======== Stored data
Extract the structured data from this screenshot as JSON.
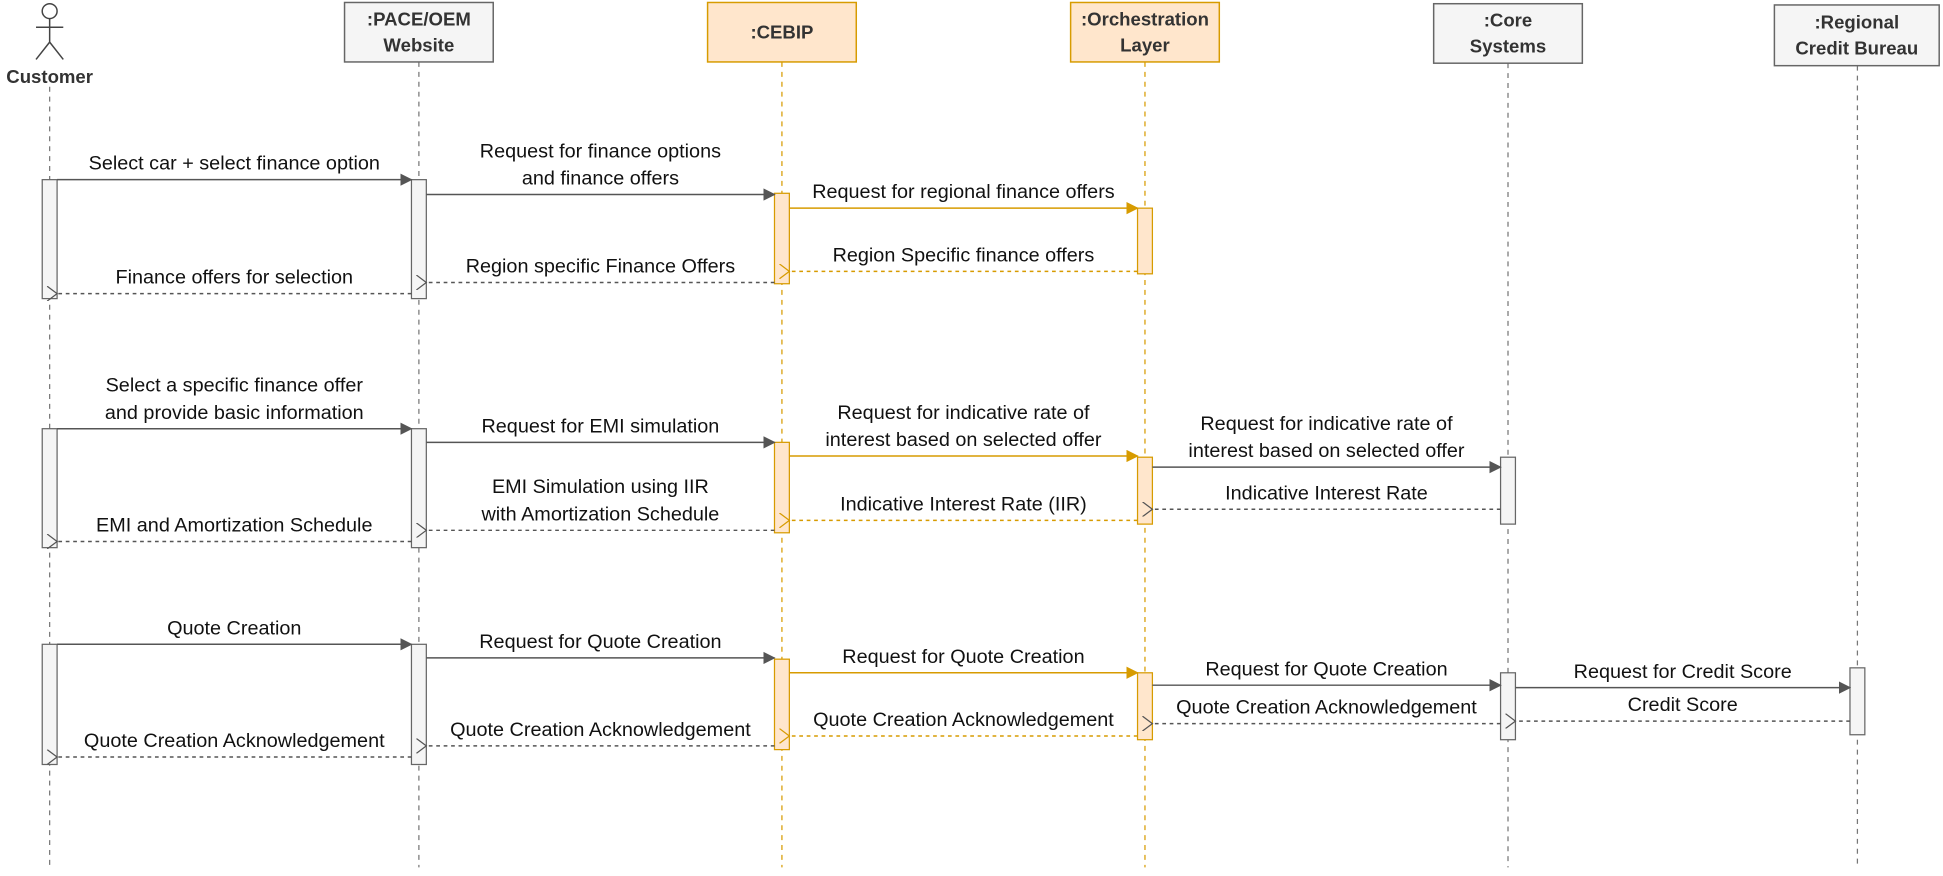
{
  "colors": {
    "accent_fill": "#ffe6cc",
    "accent_stroke": "#d79b00",
    "neutral_fill": "#f5f5f5",
    "neutral_stroke": "#666666",
    "arrow": "#555555"
  },
  "participants": [
    {
      "id": "customer",
      "kind": "actor",
      "lines": [
        "Customer"
      ],
      "highlight": false
    },
    {
      "id": "website",
      "kind": "box",
      "lines": [
        ":PACE/OEM",
        "Website"
      ],
      "highlight": false
    },
    {
      "id": "cebip",
      "kind": "box",
      "lines": [
        ":CEBIP"
      ],
      "highlight": true
    },
    {
      "id": "orchestration",
      "kind": "box",
      "lines": [
        ":Orchestration",
        "Layer"
      ],
      "highlight": true
    },
    {
      "id": "core",
      "kind": "box",
      "lines": [
        ":Core",
        "Systems"
      ],
      "highlight": false
    },
    {
      "id": "bureau",
      "kind": "box",
      "lines": [
        ":Regional",
        "Credit Bureau"
      ],
      "highlight": false
    }
  ],
  "messages": [
    {
      "from": 0,
      "to": 1,
      "lines": [
        "Select car + select finance option"
      ],
      "dashed": false
    },
    {
      "from": 1,
      "to": 2,
      "lines": [
        "Request for finance options",
        "and finance offers"
      ],
      "dashed": false
    },
    {
      "from": 2,
      "to": 3,
      "lines": [
        "Request for regional finance offers"
      ],
      "dashed": false
    },
    {
      "from": 3,
      "to": 2,
      "lines": [
        "Region Specific finance offers"
      ],
      "dashed": true
    },
    {
      "from": 2,
      "to": 1,
      "lines": [
        "Region specific Finance Offers"
      ],
      "dashed": true
    },
    {
      "from": 1,
      "to": 0,
      "lines": [
        "Finance offers for selection"
      ],
      "dashed": true
    },
    {
      "from": 0,
      "to": 1,
      "lines": [
        "Select a specific finance offer",
        "and provide basic information"
      ],
      "dashed": false
    },
    {
      "from": 1,
      "to": 2,
      "lines": [
        "Request for EMI simulation"
      ],
      "dashed": false
    },
    {
      "from": 2,
      "to": 3,
      "lines": [
        "Request for indicative rate of",
        "interest based on selected offer"
      ],
      "dashed": false
    },
    {
      "from": 3,
      "to": 4,
      "lines": [
        "Request for indicative rate of",
        "interest based on selected offer"
      ],
      "dashed": false
    },
    {
      "from": 4,
      "to": 3,
      "lines": [
        "Indicative Interest Rate"
      ],
      "dashed": true
    },
    {
      "from": 3,
      "to": 2,
      "lines": [
        "Indicative Interest Rate (IIR)"
      ],
      "dashed": true
    },
    {
      "from": 2,
      "to": 1,
      "lines": [
        "EMI Simulation using IIR",
        "with Amortization Schedule"
      ],
      "dashed": true
    },
    {
      "from": 1,
      "to": 0,
      "lines": [
        "EMI and Amortization Schedule"
      ],
      "dashed": true
    },
    {
      "from": 0,
      "to": 1,
      "lines": [
        "Quote Creation"
      ],
      "dashed": false
    },
    {
      "from": 1,
      "to": 2,
      "lines": [
        "Request for Quote Creation"
      ],
      "dashed": false
    },
    {
      "from": 2,
      "to": 3,
      "lines": [
        "Request for Quote Creation"
      ],
      "dashed": false
    },
    {
      "from": 3,
      "to": 4,
      "lines": [
        "Request for Quote Creation"
      ],
      "dashed": false
    },
    {
      "from": 4,
      "to": 5,
      "lines": [
        "Request for Credit Score"
      ],
      "dashed": false
    },
    {
      "from": 5,
      "to": 4,
      "lines": [
        "Credit Score"
      ],
      "dashed": true
    },
    {
      "from": 4,
      "to": 3,
      "lines": [
        "Quote Creation Acknowledgement"
      ],
      "dashed": true
    },
    {
      "from": 3,
      "to": 2,
      "lines": [
        "Quote Creation Acknowledgement"
      ],
      "dashed": true
    },
    {
      "from": 2,
      "to": 1,
      "lines": [
        "Quote Creation Acknowledgement"
      ],
      "dashed": true
    },
    {
      "from": 1,
      "to": 0,
      "lines": [
        "Quote Creation Acknowledgement"
      ],
      "dashed": true
    }
  ]
}
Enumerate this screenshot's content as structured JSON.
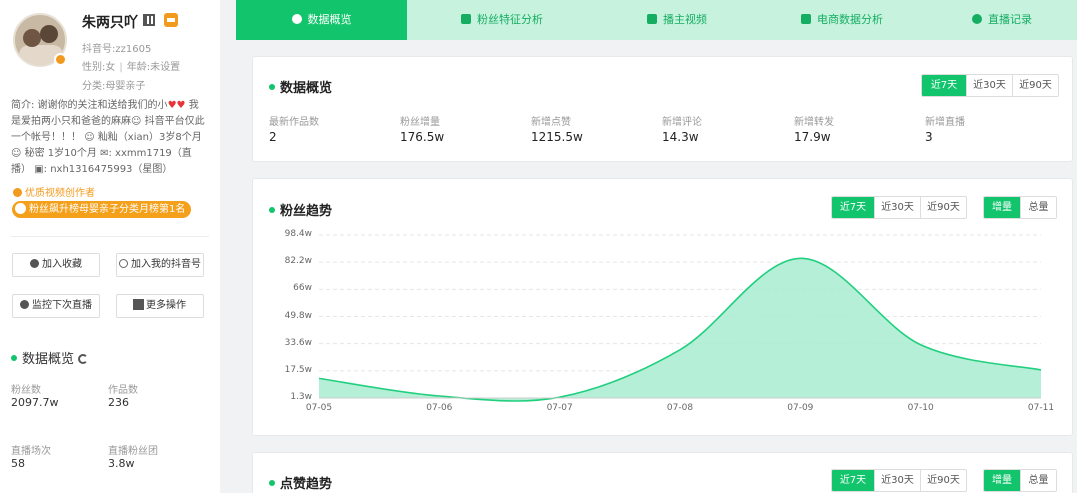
{
  "profile": {
    "nickname": "朱两只吖",
    "account": "抖音号:zz1605",
    "gender": "性别:女",
    "age": "年龄:未设置",
    "category": "分类:母婴亲子",
    "bio_1": "简介: 谢谢你的关注和送给我们的小",
    "bio_2": "我是爱拍两小只和爸爸的麻麻",
    "bio_3": "抖音平台仅此一个帐号！！！",
    "bio_4": "籼籼（xian）3岁8个月",
    "bio_5": "秘密 1岁10个月",
    "bio_6": "xxmm1719（直播）",
    "bio_7": "nxh1316475993（星图）",
    "tag_quality": "优质视频创作者",
    "tag_rank": "粉丝飙升榜母婴亲子分类月榜第1名"
  },
  "actions": {
    "collect": "加入收藏",
    "add_mine": "加入我的抖音号",
    "monitor": "监控下次直播",
    "more": "更多操作"
  },
  "side_overview": {
    "title": "数据概览",
    "fans_label": "粉丝数",
    "fans_value": "2097.7w",
    "works_label": "作品数",
    "works_value": "236",
    "live_label": "直播场次",
    "live_value": "58",
    "group_label": "直播粉丝团",
    "group_value": "3.8w"
  },
  "tabs": [
    "数据概览",
    "粉丝特征分析",
    "播主视频",
    "电商数据分析",
    "直播记录"
  ],
  "overview": {
    "title": "数据概览",
    "range": [
      "近7天",
      "近30天",
      "近90天"
    ],
    "metrics": [
      {
        "label": "最新作品数",
        "value": "2"
      },
      {
        "label": "粉丝增量",
        "value": "176.5w"
      },
      {
        "label": "新增点赞",
        "value": "1215.5w"
      },
      {
        "label": "新增评论",
        "value": "14.3w"
      },
      {
        "label": "新增转发",
        "value": "17.9w"
      },
      {
        "label": "新增直播",
        "value": "3"
      }
    ]
  },
  "fans_trend": {
    "title": "粉丝趋势",
    "range": [
      "近7天",
      "近30天",
      "近90天"
    ],
    "mode": [
      "增量",
      "总量"
    ]
  },
  "likes_trend": {
    "title": "点赞趋势",
    "range": [
      "近7天",
      "近30天",
      "近90天"
    ],
    "mode": [
      "增量",
      "总量"
    ]
  },
  "colors": {
    "accent": "#12c56d",
    "tab_bg": "#c7f3de",
    "area": "#a8ecd0",
    "line": "#21cf7f",
    "badge": "#f29a1d"
  },
  "chart_data": {
    "type": "area",
    "x": [
      "07-05",
      "07-06",
      "07-07",
      "07-08",
      "07-09",
      "07-10",
      "07-11"
    ],
    "y_ticks": [
      "98.4w",
      "82.2w",
      "66w",
      "49.8w",
      "33.6w",
      "17.5w",
      "1.3w"
    ],
    "ylim": [
      1.3,
      98.4
    ],
    "series": [
      {
        "values": [
          13.0,
          2.5,
          1.8,
          30.0,
          84.5,
          33.0,
          18.0
        ]
      }
    ],
    "grid": true
  }
}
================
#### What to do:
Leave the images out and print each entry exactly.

#### Reply:
Extract the structured data from this screenshot as JSON.
{
  "colors": {
    "accent_fill": "#ffe6cc",
    "accent_stroke": "#d79b00",
    "neutral_fill": "#f5f5f5",
    "neutral_stroke": "#666666",
    "arrow": "#555555"
  },
  "participants": [
    {
      "id": "customer",
      "kind": "actor",
      "lines": [
        "Customer"
      ],
      "highlight": false
    },
    {
      "id": "website",
      "kind": "box",
      "lines": [
        ":PACE/OEM",
        "Website"
      ],
      "highlight": false
    },
    {
      "id": "cebip",
      "kind": "box",
      "lines": [
        ":CEBIP"
      ],
      "highlight": true
    },
    {
      "id": "orchestration",
      "kind": "box",
      "lines": [
        ":Orchestration",
        "Layer"
      ],
      "highlight": true
    },
    {
      "id": "core",
      "kind": "box",
      "lines": [
        ":Core",
        "Systems"
      ],
      "highlight": false
    },
    {
      "id": "bureau",
      "kind": "box",
      "lines": [
        ":Regional",
        "Credit Bureau"
      ],
      "highlight": false
    }
  ],
  "messages": [
    {
      "from": 0,
      "to": 1,
      "lines": [
        "Select car + select finance option"
      ],
      "dashed": false
    },
    {
      "from": 1,
      "to": 2,
      "lines": [
        "Request for finance options",
        "and finance offers"
      ],
      "dashed": false
    },
    {
      "from": 2,
      "to": 3,
      "lines": [
        "Request for regional finance offers"
      ],
      "dashed": false
    },
    {
      "from": 3,
      "to": 2,
      "lines": [
        "Region Specific finance offers"
      ],
      "dashed": true
    },
    {
      "from": 2,
      "to": 1,
      "lines": [
        "Region specific Finance Offers"
      ],
      "dashed": true
    },
    {
      "from": 1,
      "to": 0,
      "lines": [
        "Finance offers for selection"
      ],
      "dashed": true
    },
    {
      "from": 0,
      "to": 1,
      "lines": [
        "Select a specific finance offer",
        "and provide basic information"
      ],
      "dashed": false
    },
    {
      "from": 1,
      "to": 2,
      "lines": [
        "Request for EMI simulation"
      ],
      "dashed": false
    },
    {
      "from": 2,
      "to": 3,
      "lines": [
        "Request for indicative rate of",
        "interest based on selected offer"
      ],
      "dashed": false
    },
    {
      "from": 3,
      "to": 4,
      "lines": [
        "Request for indicative rate of",
        "interest based on selected offer"
      ],
      "dashed": false
    },
    {
      "from": 4,
      "to": 3,
      "lines": [
        "Indicative Interest Rate"
      ],
      "dashed": true
    },
    {
      "from": 3,
      "to": 2,
      "lines": [
        "Indicative Interest Rate (IIR)"
      ],
      "dashed": true
    },
    {
      "from": 2,
      "to": 1,
      "lines": [
        "EMI Simulation using IIR",
        "with Amortization Schedule"
      ],
      "dashed": true
    },
    {
      "from": 1,
      "to": 0,
      "lines": [
        "EMI and Amortization Schedule"
      ],
      "dashed": true
    },
    {
      "from": 0,
      "to": 1,
      "lines": [
        "Quote Creation"
      ],
      "dashed": false
    },
    {
      "from": 1,
      "to": 2,
      "lines": [
        "Request for Quote Creation"
      ],
      "dashed": false
    },
    {
      "from": 2,
      "to": 3,
      "lines": [
        "Request for Quote Creation"
      ],
      "dashed": false
    },
    {
      "from": 3,
      "to": 4,
      "lines": [
        "Request for Quote Creation"
      ],
      "dashed": false
    },
    {
      "from": 4,
      "to": 5,
      "lines": [
        "Request for Credit Score"
      ],
      "dashed": false
    },
    {
      "from": 5,
      "to": 4,
      "lines": [
        "Credit Score"
      ],
      "dashed": true
    },
    {
      "from": 4,
      "to": 3,
      "lines": [
        "Quote Creation Acknowledgement"
      ],
      "dashed": true
    },
    {
      "from": 3,
      "to": 2,
      "lines": [
        "Quote Creation Acknowledgement"
      ],
      "dashed": true
    },
    {
      "from": 2,
      "to": 1,
      "lines": [
        "Quote Creation Acknowledgement"
      ],
      "dashed": true
    },
    {
      "from": 1,
      "to": 0,
      "lines": [
        "Quote Creation Acknowledgement"
      ],
      "dashed": true
    }
  ]
}
Enumerate this screenshot's content as structured JSON.
{
  "profile": {
    "nickname": "朱两只吖",
    "account": "抖音号:zz1605",
    "gender": "性别:女",
    "age": "年龄:未设置",
    "category": "分类:母婴亲子",
    "bio_1": "简介: 谢谢你的关注和送给我们的小",
    "bio_2": "我是爱拍两小只和爸爸的麻麻",
    "bio_3": "抖音平台仅此一个帐号！！！",
    "bio_4": "籼籼（xian）3岁8个月",
    "bio_5": "秘密 1岁10个月",
    "bio_6": "xxmm1719（直播）",
    "bio_7": "nxh1316475993（星图）",
    "tag_quality": "优质视频创作者",
    "tag_rank": "粉丝飙升榜母婴亲子分类月榜第1名"
  },
  "actions": {
    "collect": "加入收藏",
    "add_mine": "加入我的抖音号",
    "monitor": "监控下次直播",
    "more": "更多操作"
  },
  "side_overview": {
    "title": "数据概览",
    "fans_label": "粉丝数",
    "fans_value": "2097.7w",
    "works_label": "作品数",
    "works_value": "236",
    "live_label": "直播场次",
    "live_value": "58",
    "group_label": "直播粉丝团",
    "group_value": "3.8w"
  },
  "tabs": [
    "数据概览",
    "粉丝特征分析",
    "播主视频",
    "电商数据分析",
    "直播记录"
  ],
  "overview": {
    "title": "数据概览",
    "range": [
      "近7天",
      "近30天",
      "近90天"
    ],
    "metrics": [
      {
        "label": "最新作品数",
        "value": "2"
      },
      {
        "label": "粉丝增量",
        "value": "176.5w"
      },
      {
        "label": "新增点赞",
        "value": "1215.5w"
      },
      {
        "label": "新增评论",
        "value": "14.3w"
      },
      {
        "label": "新增转发",
        "value": "17.9w"
      },
      {
        "label": "新增直播",
        "value": "3"
      }
    ]
  },
  "fans_trend": {
    "title": "粉丝趋势",
    "range": [
      "近7天",
      "近30天",
      "近90天"
    ],
    "mode": [
      "增量",
      "总量"
    ]
  },
  "likes_trend": {
    "title": "点赞趋势",
    "range": [
      "近7天",
      "近30天",
      "近90天"
    ],
    "mode": [
      "增量",
      "总量"
    ]
  },
  "colors": {
    "accent": "#12c56d",
    "tab_bg": "#c7f3de",
    "area": "#a8ecd0",
    "line": "#21cf7f",
    "badge": "#f29a1d"
  },
  "chart_data": {
    "type": "area",
    "x": [
      "07-05",
      "07-06",
      "07-07",
      "07-08",
      "07-09",
      "07-10",
      "07-11"
    ],
    "y_ticks": [
      "98.4w",
      "82.2w",
      "66w",
      "49.8w",
      "33.6w",
      "17.5w",
      "1.3w"
    ],
    "ylim": [
      1.3,
      98.4
    ],
    "series": [
      {
        "values": [
          13.0,
          2.5,
          1.8,
          30.0,
          84.5,
          33.0,
          18.0
        ]
      }
    ],
    "grid": true
  }
}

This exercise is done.